Business Entity Selection
When starting a new business, you must decide which business entity you want to structure. Which structure you choose will have its own tax and legal considerations. This will also dictate which tax forms you need to file each year.
Anyone that owns an unincorporated business by himself or herself. Sole Proprietors typically file Tax Form 1040 with a Schedule C.
A Partnership is a relationship between two or more people to conduct trade or business.
A Partnership files an informational return on Form 1065 yearly but does not pay income tax. It acts as a pass-through and issues a K-1 to each individual partner who then reports the profit or loss on their personal tax return.
When forming a corporation, the prospective shareholders would exchange money, property, or both for the corporation’s capital stock.
Corporations generally take the same deductions as sole proprietors to figure out taxable income. However, a corporation can also take special deductions.
A C Corporation is considered a separate taxpaying entity for federal tax purposes. It conducts business, realizes net income or loss, pays taxes, and distributes profits to its shareholders.
An S Corporation is a corporation that makes the election to pass corporate income, losses, deductions, and credits through to their shareholders, who then report them on their personal tax returns.
Limited Liability Company (LLC)
A Limited Liability Company is a business structure allowed by state statute, and you should check with your state if you are interested in starting an LLC.
Owners of an LLC are called Members, and there is no maximum number of members.

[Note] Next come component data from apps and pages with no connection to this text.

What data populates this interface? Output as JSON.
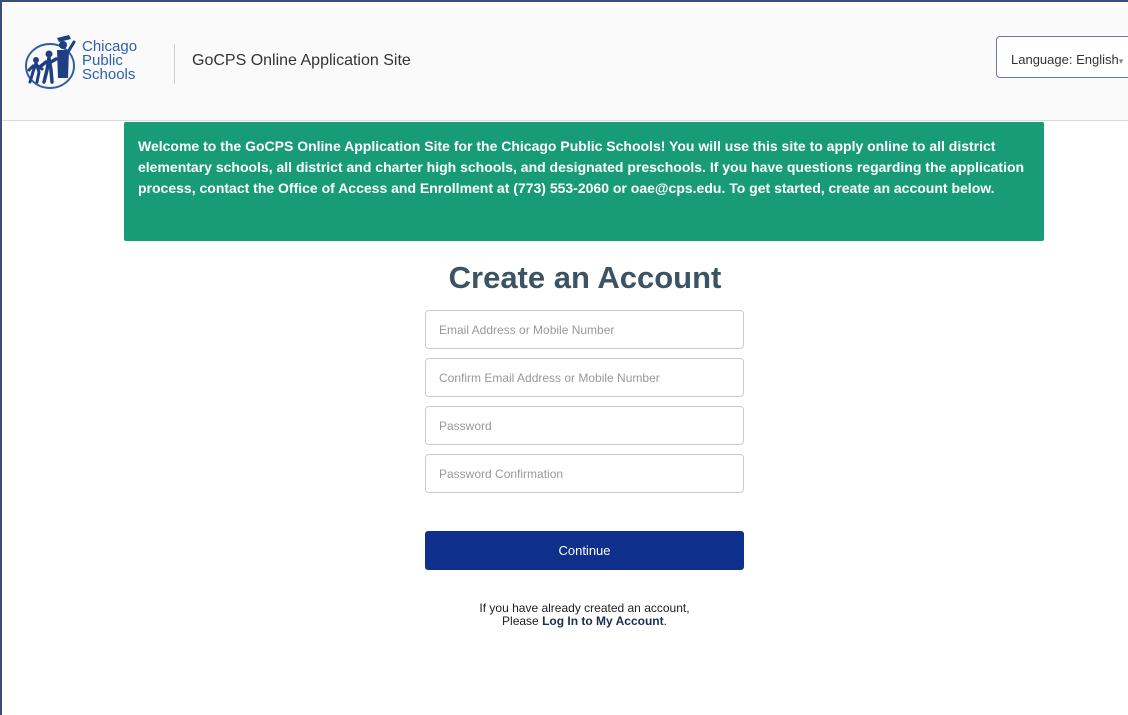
{
  "header": {
    "logo": {
      "line1": "Chicago",
      "line2": "Public",
      "line3": "Schools",
      "icon": "cps-logo-figures"
    },
    "site_title": "GoCPS Online Application Site",
    "language": {
      "label": "Language:",
      "selected": "English"
    }
  },
  "banner": {
    "text": "Welcome to the GoCPS Online Application Site for the Chicago Public Schools! You will use this site to apply online to all district elementary schools, all district and charter high schools, and designated preschools. If you have questions regarding the application process, contact the Office of Access and Enrollment at (773) 553-2060 or oae@cps.edu. To get started, create an account below."
  },
  "form": {
    "heading": "Create an Account",
    "fields": {
      "email_placeholder": "Email Address or Mobile Number",
      "confirm_email_placeholder": "Confirm Email Address or Mobile Number",
      "password_placeholder": "Password",
      "password_confirm_placeholder": "Password Confirmation"
    },
    "continue_label": "Continue",
    "login_note_line1": "If you have already created an account,",
    "login_note_prefix": "Please ",
    "login_link": "Log In to My Account",
    "login_note_suffix": "."
  },
  "colors": {
    "banner_bg": "#189c78",
    "button_bg": "#0f2f8c",
    "heading": "#3b5363",
    "logo_blue": "#2f5fa8"
  }
}
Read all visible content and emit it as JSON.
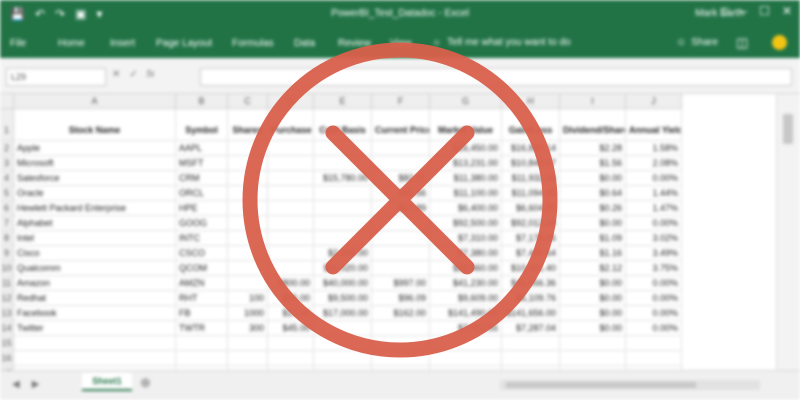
{
  "app": {
    "title": "PowerBI_Test_Datadoc - Excel",
    "user": "Mark Barth"
  },
  "ribbon": {
    "tabs": [
      "File",
      "Home",
      "Insert",
      "Page Layout",
      "Formulas",
      "Data",
      "Review",
      "View"
    ],
    "tell_me": "Tell me what you want to do",
    "share": "Share"
  },
  "formula_bar": {
    "name_box": "L29",
    "value": ""
  },
  "columns": [
    "A",
    "B",
    "C",
    "D",
    "E",
    "F",
    "G",
    "H",
    "I",
    "J"
  ],
  "headers": [
    "Stock Name",
    "Symbol",
    "Shares",
    "Purchase Price",
    "Cost Basis",
    "Current Price",
    "Market Value",
    "Gain/Loss",
    "Dividend/Share",
    "Annual Yield"
  ],
  "rows": [
    [
      "Apple",
      "AAPL",
      "",
      "",
      "",
      "",
      "$16,450.00",
      "$16,899.14",
      "$2.28",
      "1.58%"
    ],
    [
      "Microsoft",
      "MSFT",
      "",
      "",
      "",
      "",
      "$13,231.00",
      "$10,848.57",
      "$1.56",
      "2.08%"
    ],
    [
      "Salesforce",
      "CRM",
      "",
      "",
      "$15,780.00",
      "$82.07",
      "$11,380.00",
      "$11,932.56",
      "$0.00",
      "0.00%"
    ],
    [
      "Oracle",
      "ORCL",
      "",
      "",
      "",
      "$46.56",
      "$11,100.00",
      "$11,094.35",
      "$0.64",
      "1.44%"
    ],
    [
      "Hewlett Packard Enterprise",
      "HPE",
      "",
      "",
      "",
      "$17.89",
      "$6,400.00",
      "$6,604.82",
      "$0.26",
      "1.47%"
    ],
    [
      "Alphabet",
      "GOOG",
      "",
      "",
      "",
      "",
      "$92,500.00",
      "$92,012.04",
      "$0.00",
      "0.00%"
    ],
    [
      "Intel",
      "INTC",
      "",
      "",
      "",
      "",
      "$7,310.00",
      "$7,178.96",
      "$1.09",
      "3.02%"
    ],
    [
      "Cisco",
      "CSCO",
      "",
      "",
      "$2,000.00",
      "",
      "$7,380.00",
      "$7,445.54",
      "$1.16",
      "3.49%"
    ],
    [
      "Qualcomm",
      "QCOM",
      "",
      "",
      "$11,020.00",
      "",
      "$21,460.00",
      "$10,391.40",
      "$2.12",
      "3.75%"
    ],
    [
      "Amazon",
      "AMZN",
      "",
      "$800.00",
      "$40,000.00",
      "$997.00",
      "$41,230.00",
      "$41,956.36",
      "$0.00",
      "0.00%"
    ],
    [
      "Redhat",
      "RHT",
      "100",
      "$95.00",
      "$9,500.00",
      "$96.09",
      "$9,609.00",
      "$6,109.76",
      "$0.00",
      "0.00%"
    ],
    [
      "Facebook",
      "FB",
      "1000",
      "$17.00",
      "$17,000.00",
      "$162.00",
      "$141,490.00",
      "$141,656.00",
      "$0.00",
      "0.00%"
    ],
    [
      "Twitter",
      "TWTR",
      "300",
      "$45.00",
      "",
      "",
      "$7,902.55",
      "$7,287.04",
      "$0.00",
      "0.00%"
    ]
  ],
  "sheet_tab": "Sheet1",
  "colors": {
    "excel_green": "#217346",
    "overlay_red": "#d9604b"
  },
  "overlay": {
    "icon": "circle-x-icon"
  }
}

From time to time, some business entities need to restructure to increase financial, tax, and operating efficiencies. This restructuring involves many complexities, including tax, accounting, and financial reporting.